UFOs were brought into sharper focus on June 24, 1947, when an American newspaper man, Kenneth Arnold, coined the phrase “flying saucer”. Whether you call them that or Foo Fighters, they came into vogue after Lovecraft’s death. The man who actually promoted the idea of flying saucers was a Pulpster like HPL, Ray Palmer, the editor of Amazing Stories from 1938 through 1949. During his tenure, he published the controversial “Shaver” mysteries that claimed beings from the interior of the Earth were controlling human history. Even after leaving that publication, he continued to produce magazines about UFOs until 1958. We can only guess what HPL’s reaction would have been about UFOs, though I’m inclined to think he would have been more scientific than Palmer and ruled them out as bad science. (We can only wonder what he would have thought of such SF quirks as Scientology or the Dean Drive.) His good friend, Frank Belknap Long, wrote a story, called “The Mississippi Saucer”, in Weird Tales, March 1951. Perhaps HPL would have written similar tales?
The challenge for any writer using cryptids in a Mythos story are twofold:
1) How do you use them to enhance the horror? When most people think such creatures ridiculous, you are taking a chance using them. Will they destroy your “willing-suspension-of –disbelief”? Is it worth the risk?

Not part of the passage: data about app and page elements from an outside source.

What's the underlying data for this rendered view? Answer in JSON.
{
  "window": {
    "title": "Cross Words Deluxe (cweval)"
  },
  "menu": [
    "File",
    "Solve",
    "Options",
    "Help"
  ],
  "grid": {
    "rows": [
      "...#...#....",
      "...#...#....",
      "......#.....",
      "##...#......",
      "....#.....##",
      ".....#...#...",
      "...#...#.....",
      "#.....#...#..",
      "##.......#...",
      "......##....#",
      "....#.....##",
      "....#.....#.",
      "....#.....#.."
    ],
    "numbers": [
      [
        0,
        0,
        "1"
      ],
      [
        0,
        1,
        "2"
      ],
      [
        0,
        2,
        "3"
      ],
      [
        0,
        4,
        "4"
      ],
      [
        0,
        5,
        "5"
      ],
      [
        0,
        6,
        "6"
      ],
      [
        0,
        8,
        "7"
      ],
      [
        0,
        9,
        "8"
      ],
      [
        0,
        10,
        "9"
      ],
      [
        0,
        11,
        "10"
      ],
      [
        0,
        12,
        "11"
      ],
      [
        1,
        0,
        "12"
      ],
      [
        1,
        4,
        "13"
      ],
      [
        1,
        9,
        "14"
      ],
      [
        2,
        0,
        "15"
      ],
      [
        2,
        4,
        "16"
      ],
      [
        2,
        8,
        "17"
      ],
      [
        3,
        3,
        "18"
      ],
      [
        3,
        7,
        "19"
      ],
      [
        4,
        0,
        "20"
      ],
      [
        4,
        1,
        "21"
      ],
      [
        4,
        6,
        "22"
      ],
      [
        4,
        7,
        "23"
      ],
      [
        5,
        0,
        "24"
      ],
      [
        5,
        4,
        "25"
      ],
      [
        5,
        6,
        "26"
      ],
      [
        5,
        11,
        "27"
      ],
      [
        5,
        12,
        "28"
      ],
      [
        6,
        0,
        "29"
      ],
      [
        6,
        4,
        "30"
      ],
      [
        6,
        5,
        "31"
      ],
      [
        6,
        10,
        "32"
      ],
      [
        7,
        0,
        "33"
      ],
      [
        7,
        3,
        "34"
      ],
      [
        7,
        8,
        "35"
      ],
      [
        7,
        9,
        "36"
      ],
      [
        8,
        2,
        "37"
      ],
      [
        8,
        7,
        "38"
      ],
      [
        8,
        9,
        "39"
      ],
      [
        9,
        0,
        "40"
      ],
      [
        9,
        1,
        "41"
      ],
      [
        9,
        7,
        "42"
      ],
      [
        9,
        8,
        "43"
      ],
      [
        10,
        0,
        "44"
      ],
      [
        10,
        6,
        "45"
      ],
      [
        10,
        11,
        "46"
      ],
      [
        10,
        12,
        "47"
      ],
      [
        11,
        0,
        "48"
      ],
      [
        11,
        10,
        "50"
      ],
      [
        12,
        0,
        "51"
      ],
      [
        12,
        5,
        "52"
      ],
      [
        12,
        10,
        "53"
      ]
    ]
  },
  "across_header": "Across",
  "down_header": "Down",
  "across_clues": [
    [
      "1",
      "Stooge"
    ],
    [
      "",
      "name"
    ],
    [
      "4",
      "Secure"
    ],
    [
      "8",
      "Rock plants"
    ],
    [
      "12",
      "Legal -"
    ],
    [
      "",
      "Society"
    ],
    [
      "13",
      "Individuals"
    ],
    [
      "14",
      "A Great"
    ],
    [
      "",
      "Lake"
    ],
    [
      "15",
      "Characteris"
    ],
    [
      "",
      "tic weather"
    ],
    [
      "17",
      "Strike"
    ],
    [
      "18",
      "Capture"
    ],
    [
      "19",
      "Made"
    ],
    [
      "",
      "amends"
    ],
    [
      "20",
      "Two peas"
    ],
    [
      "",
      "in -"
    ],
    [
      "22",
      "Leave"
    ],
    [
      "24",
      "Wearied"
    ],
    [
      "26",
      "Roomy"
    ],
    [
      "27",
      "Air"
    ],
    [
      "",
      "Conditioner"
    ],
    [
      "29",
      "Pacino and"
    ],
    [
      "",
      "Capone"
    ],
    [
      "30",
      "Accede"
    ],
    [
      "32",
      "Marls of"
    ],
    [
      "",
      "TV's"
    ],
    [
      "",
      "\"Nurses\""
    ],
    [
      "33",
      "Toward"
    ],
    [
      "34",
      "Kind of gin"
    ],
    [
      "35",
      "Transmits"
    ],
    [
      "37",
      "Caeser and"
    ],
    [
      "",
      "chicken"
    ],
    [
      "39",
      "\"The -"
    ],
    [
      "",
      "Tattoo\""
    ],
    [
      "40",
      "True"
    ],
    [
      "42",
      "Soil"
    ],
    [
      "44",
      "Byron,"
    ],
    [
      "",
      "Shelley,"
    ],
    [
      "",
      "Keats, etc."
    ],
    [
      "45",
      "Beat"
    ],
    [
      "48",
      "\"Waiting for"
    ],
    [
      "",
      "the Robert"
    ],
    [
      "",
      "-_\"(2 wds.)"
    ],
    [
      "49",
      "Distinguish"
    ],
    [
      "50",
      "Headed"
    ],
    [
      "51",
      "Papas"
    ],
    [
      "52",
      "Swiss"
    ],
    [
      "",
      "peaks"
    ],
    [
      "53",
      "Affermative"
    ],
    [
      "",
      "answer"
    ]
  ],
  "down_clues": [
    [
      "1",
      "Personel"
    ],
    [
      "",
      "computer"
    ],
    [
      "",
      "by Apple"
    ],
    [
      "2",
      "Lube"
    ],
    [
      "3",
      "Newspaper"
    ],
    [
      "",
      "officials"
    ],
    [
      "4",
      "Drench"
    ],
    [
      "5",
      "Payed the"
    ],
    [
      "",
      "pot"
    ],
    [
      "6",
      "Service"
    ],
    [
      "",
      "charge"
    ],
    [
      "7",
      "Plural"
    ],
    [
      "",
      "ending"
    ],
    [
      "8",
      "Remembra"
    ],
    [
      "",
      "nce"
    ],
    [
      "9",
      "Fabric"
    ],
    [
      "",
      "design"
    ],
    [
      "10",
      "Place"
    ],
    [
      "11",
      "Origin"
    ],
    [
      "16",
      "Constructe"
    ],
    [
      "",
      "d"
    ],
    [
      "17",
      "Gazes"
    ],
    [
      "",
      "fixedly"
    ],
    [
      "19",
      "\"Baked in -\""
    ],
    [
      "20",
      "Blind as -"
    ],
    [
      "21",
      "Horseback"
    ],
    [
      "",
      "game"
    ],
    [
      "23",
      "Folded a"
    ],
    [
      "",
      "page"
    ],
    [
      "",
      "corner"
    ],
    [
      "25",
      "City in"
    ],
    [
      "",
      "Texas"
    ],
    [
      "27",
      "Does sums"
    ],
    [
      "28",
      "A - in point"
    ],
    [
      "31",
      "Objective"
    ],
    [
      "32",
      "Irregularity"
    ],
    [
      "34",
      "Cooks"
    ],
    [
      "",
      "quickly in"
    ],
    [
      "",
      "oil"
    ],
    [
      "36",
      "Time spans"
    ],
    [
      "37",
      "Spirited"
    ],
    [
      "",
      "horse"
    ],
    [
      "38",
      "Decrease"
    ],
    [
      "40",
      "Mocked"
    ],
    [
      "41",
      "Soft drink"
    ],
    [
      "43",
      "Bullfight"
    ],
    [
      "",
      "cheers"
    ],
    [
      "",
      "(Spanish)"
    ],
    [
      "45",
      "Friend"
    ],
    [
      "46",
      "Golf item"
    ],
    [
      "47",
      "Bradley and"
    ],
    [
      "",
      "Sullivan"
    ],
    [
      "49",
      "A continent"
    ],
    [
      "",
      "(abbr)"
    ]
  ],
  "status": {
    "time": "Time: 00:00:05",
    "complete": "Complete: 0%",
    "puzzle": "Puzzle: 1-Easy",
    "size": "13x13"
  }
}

2) How can such small monsters be of any interest when you have world destroyers the size of Cthulhu? What is Bigfoot compared to the Great Old Ones?
I think the answer to these two problems can be found in the works of HPL and others, such as Clark Ashton Smith. Lovecraft uses only a mere smattering of Benson’s “The Horror-Horn” idea to say that the Fungi from Yuggoth were mistaken for Yeti. He doesn’t try to make his Mi-Go Yeti-esque. He is willing to use the idea to prop up his own ideas but little else.
Clark Ashton Smith, in his Hyperborean tale “The Seven Geases” (which is considered a Mythos story by most critics including E. P. Berglund), features a sasquatch-like race called the “Voormis”. A wily Mythos writer could throw these creatures into a story and tie in all sorts of Bigfoot and sasquatchery for colour and effect, while still staying within the Mythos boundaries. It comes down to how creative you can get. Is Nessie really a Lloigor? Is Ogopogo really a Cthonian? Are flying saucers Mi-Go space-travel vehicles from Pluto?
Once you have passed from the idea that your monster is not actually an ape running about the woods in British Columbia, you still have to make them scary, using all the usual tricks of horror writing. Rick Hautala did this in The Mountain King (1996) and, more recently, Eric S. Brown in his popular Bigfoot War series (2010-2012). Though not Mythos, these novels demonstrate that there is still some horror left in these creatures that are all-too-often considered jokes. Cryptids are creepy when handled with a bit of logic, good description, and lots of teeth.